In Pennsylvania and several other states, recently-proposed legislation would make it illegal to photograph, video, or audiotape activities on farms. The so-called “anti-whistleblower bills” have been cropping up around the country – some in states where there have been recent investigations of animal cruelty.

The bills are being lobbied by the American Legislative Exchange Council (ALEC), a powerful corporate-funded association whose sole purpose is to pass corporate-friendly legislation. According to Humane Society’s Matthew Dominguez, “It speaks volumes that this industry wants to make it a crime to merely take a photo of abusive, unsanitary or otherwise unethical activity.”
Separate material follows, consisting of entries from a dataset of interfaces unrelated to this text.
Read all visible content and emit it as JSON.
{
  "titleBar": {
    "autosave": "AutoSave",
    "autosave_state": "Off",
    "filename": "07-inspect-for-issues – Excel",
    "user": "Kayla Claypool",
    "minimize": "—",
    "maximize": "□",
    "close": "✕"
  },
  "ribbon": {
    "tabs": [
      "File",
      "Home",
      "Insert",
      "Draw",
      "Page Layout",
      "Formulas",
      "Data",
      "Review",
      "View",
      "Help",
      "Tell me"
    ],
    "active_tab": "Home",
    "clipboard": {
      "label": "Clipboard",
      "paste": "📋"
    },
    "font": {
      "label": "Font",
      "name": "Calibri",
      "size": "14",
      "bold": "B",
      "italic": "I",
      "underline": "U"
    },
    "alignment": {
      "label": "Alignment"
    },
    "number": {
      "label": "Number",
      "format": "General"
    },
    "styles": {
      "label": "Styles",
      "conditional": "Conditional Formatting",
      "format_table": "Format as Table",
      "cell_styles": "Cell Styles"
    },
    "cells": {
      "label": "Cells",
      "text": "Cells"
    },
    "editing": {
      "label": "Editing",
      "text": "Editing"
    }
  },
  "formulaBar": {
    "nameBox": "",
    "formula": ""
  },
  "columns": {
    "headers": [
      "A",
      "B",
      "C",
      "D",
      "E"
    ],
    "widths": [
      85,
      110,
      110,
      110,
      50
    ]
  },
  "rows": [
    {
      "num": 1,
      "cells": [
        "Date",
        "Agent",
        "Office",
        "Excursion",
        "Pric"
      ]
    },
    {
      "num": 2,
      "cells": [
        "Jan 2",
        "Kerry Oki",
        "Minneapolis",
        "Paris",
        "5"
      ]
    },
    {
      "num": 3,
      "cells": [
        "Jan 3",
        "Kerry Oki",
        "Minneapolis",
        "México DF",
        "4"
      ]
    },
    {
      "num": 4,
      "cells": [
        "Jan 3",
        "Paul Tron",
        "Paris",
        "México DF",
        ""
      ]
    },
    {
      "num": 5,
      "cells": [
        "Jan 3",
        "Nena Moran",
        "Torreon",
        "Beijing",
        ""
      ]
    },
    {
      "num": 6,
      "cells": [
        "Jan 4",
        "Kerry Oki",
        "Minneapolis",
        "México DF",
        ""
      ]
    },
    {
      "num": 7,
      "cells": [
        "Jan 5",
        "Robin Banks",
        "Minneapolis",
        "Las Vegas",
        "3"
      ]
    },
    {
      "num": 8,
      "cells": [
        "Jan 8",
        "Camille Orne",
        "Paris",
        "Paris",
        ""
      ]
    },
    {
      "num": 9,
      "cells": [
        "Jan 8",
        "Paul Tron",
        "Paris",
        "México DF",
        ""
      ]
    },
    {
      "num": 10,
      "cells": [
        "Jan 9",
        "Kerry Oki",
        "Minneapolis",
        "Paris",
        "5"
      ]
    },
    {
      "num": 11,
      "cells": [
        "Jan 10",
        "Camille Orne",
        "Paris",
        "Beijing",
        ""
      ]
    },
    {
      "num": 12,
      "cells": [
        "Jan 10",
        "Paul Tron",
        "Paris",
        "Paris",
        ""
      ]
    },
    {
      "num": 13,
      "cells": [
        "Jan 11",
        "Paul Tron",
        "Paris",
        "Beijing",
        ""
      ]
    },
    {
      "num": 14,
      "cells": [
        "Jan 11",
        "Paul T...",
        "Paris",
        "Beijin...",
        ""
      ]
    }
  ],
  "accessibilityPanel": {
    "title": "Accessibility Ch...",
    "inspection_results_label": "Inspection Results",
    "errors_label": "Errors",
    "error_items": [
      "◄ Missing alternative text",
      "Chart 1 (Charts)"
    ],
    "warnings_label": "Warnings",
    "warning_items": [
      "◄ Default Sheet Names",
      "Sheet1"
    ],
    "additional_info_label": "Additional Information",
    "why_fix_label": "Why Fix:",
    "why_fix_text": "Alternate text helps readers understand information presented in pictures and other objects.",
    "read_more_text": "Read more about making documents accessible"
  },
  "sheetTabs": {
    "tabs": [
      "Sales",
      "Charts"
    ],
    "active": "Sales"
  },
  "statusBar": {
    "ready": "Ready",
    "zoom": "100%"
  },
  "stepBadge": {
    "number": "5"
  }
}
But the bills, while seeking to criminalize whistleblowing on farms, are also believed to be an attempt to prohibit transparency of natural gas drilling, hydraulic fracturing or “fracking,” which often occurs on agricultural land. The disturbing practice of fracking involves pumping a cocktail of toxic chemicals deep into the ground, causing the shale a mile or more below the surface to fracture, thereby creating a pathway through which gases are released.

Pumping undisclosed chemicals into the earth during the process of hydraulic fracturing has resulted in contamination of water tables, illness and death among domestic animals, and acute and chronic health problems resulting from air and water pollution, among other negative effects. In Pennsylvania, fracking is rampant, particularly because of the Marcellus Shale Deposit, one of the largest natural gas fields in the world.

If investigative journalism on farms and agricultural lands is criminalized, the public should be very worried. Pittsburgh, Penn., photographer, Scott Goldsmith, calls the legislation “scary.” “What happens if something illegal, corrupt or environmentally dangerous is happening on the agricultural property?” Goldsmith wrote. “It smells like they’re trying to hide something.”

To see petitions against the “anti-whistle blower” or “ag-gag” bills, visit: or

For more information on the effects of hydraulic fracturing, watch the documentary, Gasland, written and directed by Josh Fox.

Alisha Mims is a writer and researcher with Ring of Fire.